Exercise details
Count the lines below that include "filter". Only the number should be given.

====== Supplied material

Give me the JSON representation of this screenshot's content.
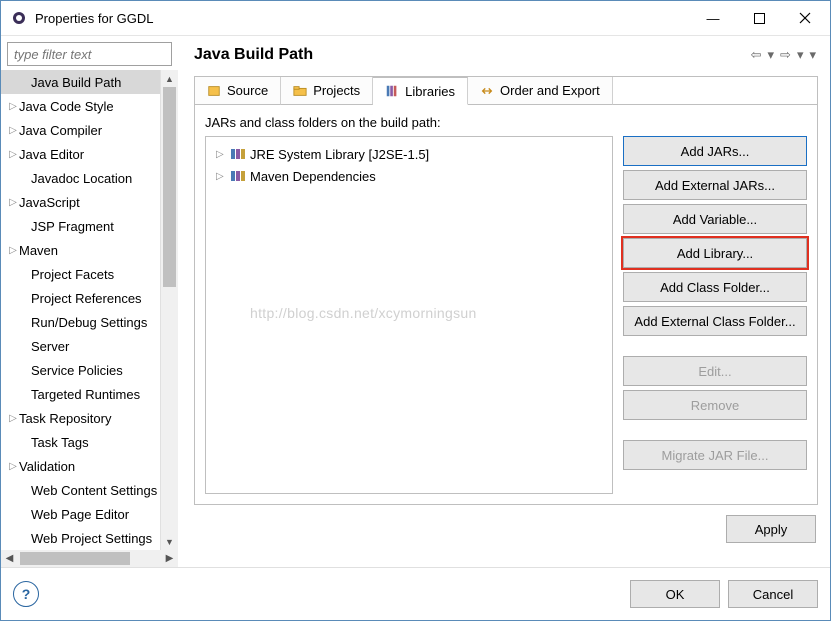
{
  "window": {
    "title": "Properties for GGDL"
  },
  "filter": {
    "placeholder": "type filter text"
  },
  "sidebar": [
    {
      "label": "Java Build Path",
      "exp": false,
      "indent": true,
      "sel": true
    },
    {
      "label": "Java Code Style",
      "exp": true,
      "indent": false
    },
    {
      "label": "Java Compiler",
      "exp": true,
      "indent": false
    },
    {
      "label": "Java Editor",
      "exp": true,
      "indent": false
    },
    {
      "label": "Javadoc Location",
      "exp": false,
      "indent": true
    },
    {
      "label": "JavaScript",
      "exp": true,
      "indent": false
    },
    {
      "label": "JSP Fragment",
      "exp": false,
      "indent": true
    },
    {
      "label": "Maven",
      "exp": true,
      "indent": false
    },
    {
      "label": "Project Facets",
      "exp": false,
      "indent": true
    },
    {
      "label": "Project References",
      "exp": false,
      "indent": true
    },
    {
      "label": "Run/Debug Settings",
      "exp": false,
      "indent": true
    },
    {
      "label": "Server",
      "exp": false,
      "indent": true
    },
    {
      "label": "Service Policies",
      "exp": false,
      "indent": true
    },
    {
      "label": "Targeted Runtimes",
      "exp": false,
      "indent": true
    },
    {
      "label": "Task Repository",
      "exp": true,
      "indent": false
    },
    {
      "label": "Task Tags",
      "exp": false,
      "indent": true
    },
    {
      "label": "Validation",
      "exp": true,
      "indent": false
    },
    {
      "label": "Web Content Settings",
      "exp": false,
      "indent": true
    },
    {
      "label": "Web Page Editor",
      "exp": false,
      "indent": true
    },
    {
      "label": "Web Project Settings",
      "exp": false,
      "indent": true,
      "last": true
    }
  ],
  "main": {
    "title": "Java Build Path",
    "tabs": [
      {
        "label": "Source",
        "icon": "source"
      },
      {
        "label": "Projects",
        "icon": "projects"
      },
      {
        "label": "Libraries",
        "icon": "libraries",
        "active": true
      },
      {
        "label": "Order and Export",
        "icon": "order"
      }
    ],
    "desc": "JARs and class folders on the build path:",
    "libs": [
      {
        "label": "JRE System Library [J2SE-1.5]"
      },
      {
        "label": "Maven Dependencies"
      }
    ],
    "watermark": "http://blog.csdn.net/xcymorningsun",
    "buttons": [
      {
        "label": "Add JARs...",
        "state": "sel-blue"
      },
      {
        "label": "Add External JARs..."
      },
      {
        "label": "Add Variable..."
      },
      {
        "label": "Add Library...",
        "state": "sel-red"
      },
      {
        "label": "Add Class Folder..."
      },
      {
        "label": "Add External Class Folder..."
      },
      {
        "gap": true
      },
      {
        "label": "Edit...",
        "disabled": true
      },
      {
        "label": "Remove",
        "disabled": true
      },
      {
        "gap": true
      },
      {
        "label": "Migrate JAR File...",
        "disabled": true
      }
    ],
    "apply": "Apply"
  },
  "footer": {
    "ok": "OK",
    "cancel": "Cancel"
  }
}
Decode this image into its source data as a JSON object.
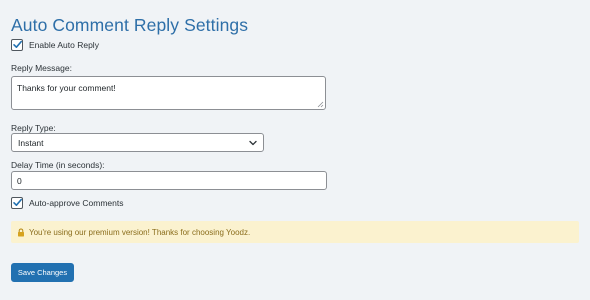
{
  "header": {
    "title": "Auto Comment Reply Settings"
  },
  "form": {
    "enable_auto_reply": {
      "label": "Enable Auto Reply",
      "checked": true
    },
    "reply_message": {
      "label": "Reply Message:",
      "value": "Thanks for your comment!"
    },
    "reply_type": {
      "label": "Reply Type:",
      "selected": "Instant"
    },
    "delay_time": {
      "label": "Delay Time (in seconds):",
      "value": "0"
    },
    "auto_approve": {
      "label": "Auto-approve Comments",
      "checked": true
    }
  },
  "notice": {
    "icon": "lock-icon",
    "text": "You're using our premium version! Thanks for choosing Yoodz."
  },
  "actions": {
    "save_label": "Save Changes"
  },
  "colors": {
    "title": "#2e6fa8",
    "primary_button": "#2271b1",
    "notice_bg": "#fbf2cf",
    "notice_text": "#8a6d1c",
    "checkmark": "#2271b1"
  }
}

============

Exercise response
2